Uranium miner Paladin Energy expects to benefit should there be a substantial increase in the uranium price, following signs of recovery in late 2018, chairperson Rick Crabb said in the company’s annual report for the 2019 financial year, published on Tuesday.
The miner owns 75% of the Langer Heinrich mine, in Namibia, which is said to have reserves that will support “many more years” of production if it resumes production. Paladin put the mine on care and maintenance in 2018, as a result of low uranium prices. It has now embarked on a prefeasibility study to assess options for restarting the operation.
Crabb warned, however, that the timing of a substantial increase in prices still remained elusive owing to a number of factors, both known and some unknown, “given a degree of opaqueness” in the uranium market.
CEO Scott Sullivan, meanwhile, said a lack of clarity over the outcome of the US Department of Commerce’s Section 232 investigation into US uranium imports had weighed on the market for the past 18 months and was only resolved in July, with a rejection of quotas by President Donald Trump.
As a result, a three-month Nuclear Fuel Cycle Review was initiated and some uncertainty still existed in the market and utilities continued to remain out of the term market, Sullivan noted.
While primary production had continued to be short of forecast growth, the uranium price recovery had retracted and temporarily stalled in the shadow of market uncertainty, the company noted.
Notwithstanding, market restructuring continued, with conversion and particularly enrichment seeing notable price increases during the first half of this year.
“We believe these improvements will feed across into the uranium market once the outcome of the Nuclear Fuel Cycle Review has been announced and its impact absorbed by the industry during the course of [the] 2020 [financial year],” Sullivan commented.
Nuclear energy growth remained focussed in Asian and Middle Eastern economies with important developments seen in China, India and Saudi Arabia over recent months, he added.
The development of new uranium supply to support these programmes continued to be elusive, with forward uranium price indicators well below incentive prices, he pointed out.
Long-term contracting levels have not recovered during this period, further increasing forward uncommitted demand and improving the future prospects of uranium suppliers and developers, Sullivan explained.
He said that, supporting the case for growth, Paladin had also seen the deferral of closure plans for older nuclear reactors in many countries including France, Britain, the US and India, with the realisation that emissions targets cannot be met with these retirements.
“We have seen changing positive nuclear sentiment in countries such as Taiwan and South Korea driven by the population who are concerned about energy security.”
OPERATIONAL AND FINANCIAL REVIEW
With the absence of operating cash flow for the majority of the 2019 financial year, Paladin had kept discretionary spending focussed on value-adding strategies, such as the Langer Heinrich study and the Kayelekera divestment, Sullivan commented.

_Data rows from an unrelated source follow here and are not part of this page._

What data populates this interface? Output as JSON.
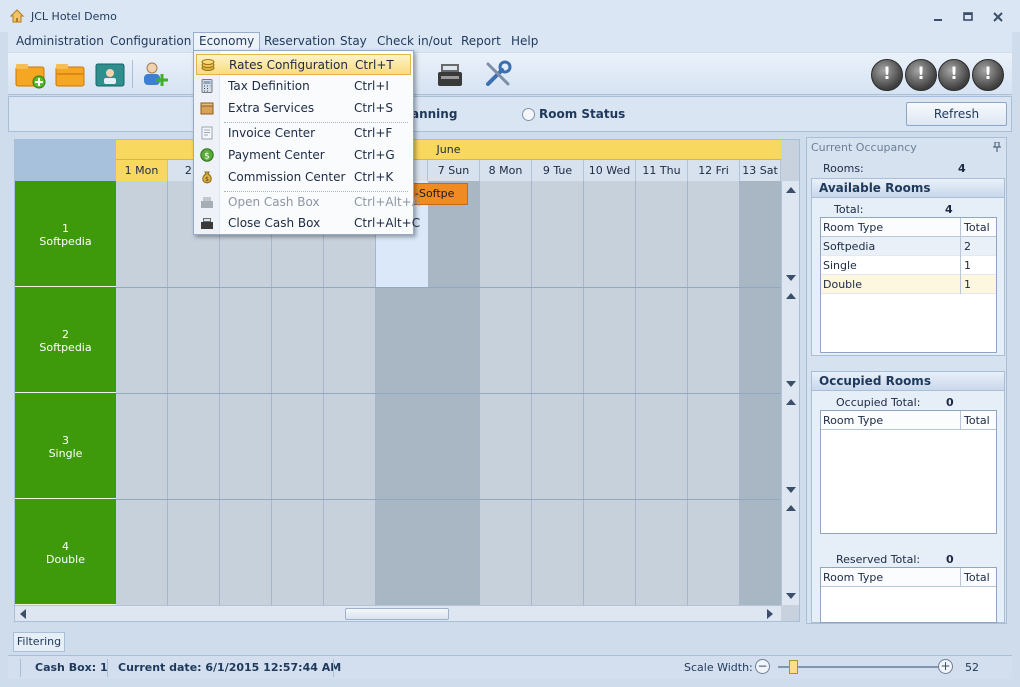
{
  "window": {
    "title": "JCL Hotel Demo"
  },
  "menu": {
    "items": [
      "Administration",
      "Configuration",
      "Economy",
      "Reservation",
      "Stay",
      "Check in/out",
      "Report",
      "Help"
    ]
  },
  "economy_menu": {
    "items": [
      {
        "label": "Rates Configuration",
        "shortcut": "Ctrl+T",
        "icon": "coins-icon",
        "disabled": false
      },
      {
        "label": "Tax Definition",
        "shortcut": "Ctrl+I",
        "icon": "calculator-icon",
        "disabled": false
      },
      {
        "label": "Extra Services",
        "shortcut": "Ctrl+S",
        "icon": "box-icon",
        "disabled": false
      },
      {
        "label": "Invoice Center",
        "shortcut": "Ctrl+F",
        "icon": "invoice-icon",
        "disabled": false
      },
      {
        "label": "Payment Center",
        "shortcut": "Ctrl+G",
        "icon": "dollar-coin-icon",
        "disabled": false
      },
      {
        "label": "Commission Center",
        "shortcut": "Ctrl+K",
        "icon": "money-bag-icon",
        "disabled": false
      },
      {
        "label": "Open Cash Box",
        "shortcut": "Ctrl+Alt+A",
        "icon": "cash-register-icon",
        "disabled": true
      },
      {
        "label": "Close Cash Box",
        "shortcut": "Ctrl+Alt+C",
        "icon": "cash-register-icon",
        "disabled": false
      }
    ]
  },
  "subbar": {
    "planning_label": "anning",
    "room_status_label": "Room Status",
    "refresh_label": "Refresh"
  },
  "alerts": [
    "!",
    "!",
    "!",
    "!"
  ],
  "planner": {
    "month": "June",
    "days": [
      "1 Mon",
      "2 T",
      "",
      "",
      "",
      "",
      "7 Sun",
      "8 Mon",
      "9 Tue",
      "10 Wed",
      "11 Thu",
      "12 Fri",
      "13 Sat"
    ],
    "rooms": [
      {
        "number": "1",
        "type": "Softpedia"
      },
      {
        "number": "2",
        "type": "Softpedia"
      },
      {
        "number": "3",
        "type": "Single"
      },
      {
        "number": "4",
        "type": "Double"
      }
    ],
    "booking_label": "-Softpe"
  },
  "occupancy": {
    "header": "Current Occupancy",
    "rooms_label": "Rooms:",
    "rooms_count": "4",
    "available": {
      "title": "Available Rooms",
      "total_label": "Total:",
      "total": "4",
      "columns": [
        "Room Type",
        "Total"
      ],
      "rows": [
        [
          "Softpedia",
          "2"
        ],
        [
          "Single",
          "1"
        ],
        [
          "Double",
          "1"
        ]
      ]
    },
    "occupied": {
      "title": "Occupied Rooms",
      "total_label": "Occupied Total:",
      "total": "0",
      "columns": [
        "Room Type",
        "Total"
      ],
      "reserved_label": "Reserved Total:",
      "reserved_total": "0",
      "reserved_columns": [
        "Room Type",
        "Total"
      ]
    }
  },
  "filter_tab": "Filtering",
  "status": {
    "cash_box": "Cash Box: 1",
    "current_date": "Current date: 6/1/2015 12:57:44 AM",
    "scale_label": "Scale Width:",
    "scale_value": "52"
  },
  "colors": {
    "room_green": "#3f9a0b",
    "today": "#f8d85f",
    "booking": "#f08a23",
    "menu_hover": "#f9dc80"
  }
}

Consistent with the company’s strategy of developing opportunities to monetise noncore assets, Paladin executed an agreement to sell its 85% interest in Paladin Africa for A$200 000, A$4.8-million in Hylea Metal shares, a 5% royalty capped at A$5-million and the repayment of $10-million environmental performance bond funds over three years.
Completion of the transaction is dependent on Hylea shareholder approval, Paladin noteholder consent and approvals by the Malawi government.
The transition of Langer Heinrich into care and maintenance had a positive impact on cash flows for Paladin during the financial year, with group net cash flows from operating activities having decreasing by $32-million year-on-year.
In the first half of the year, Paladin bought $10.8-million of uranium inventory on market for a final term contract delivery in December 2018, which generated additional net cash flows of $4.1-million.
During the year, unrestricted group cash and cash equivalents decreased by $13.7-million to $25.4-million, and net debt increased by $26-million to $106.8-million as at June 30.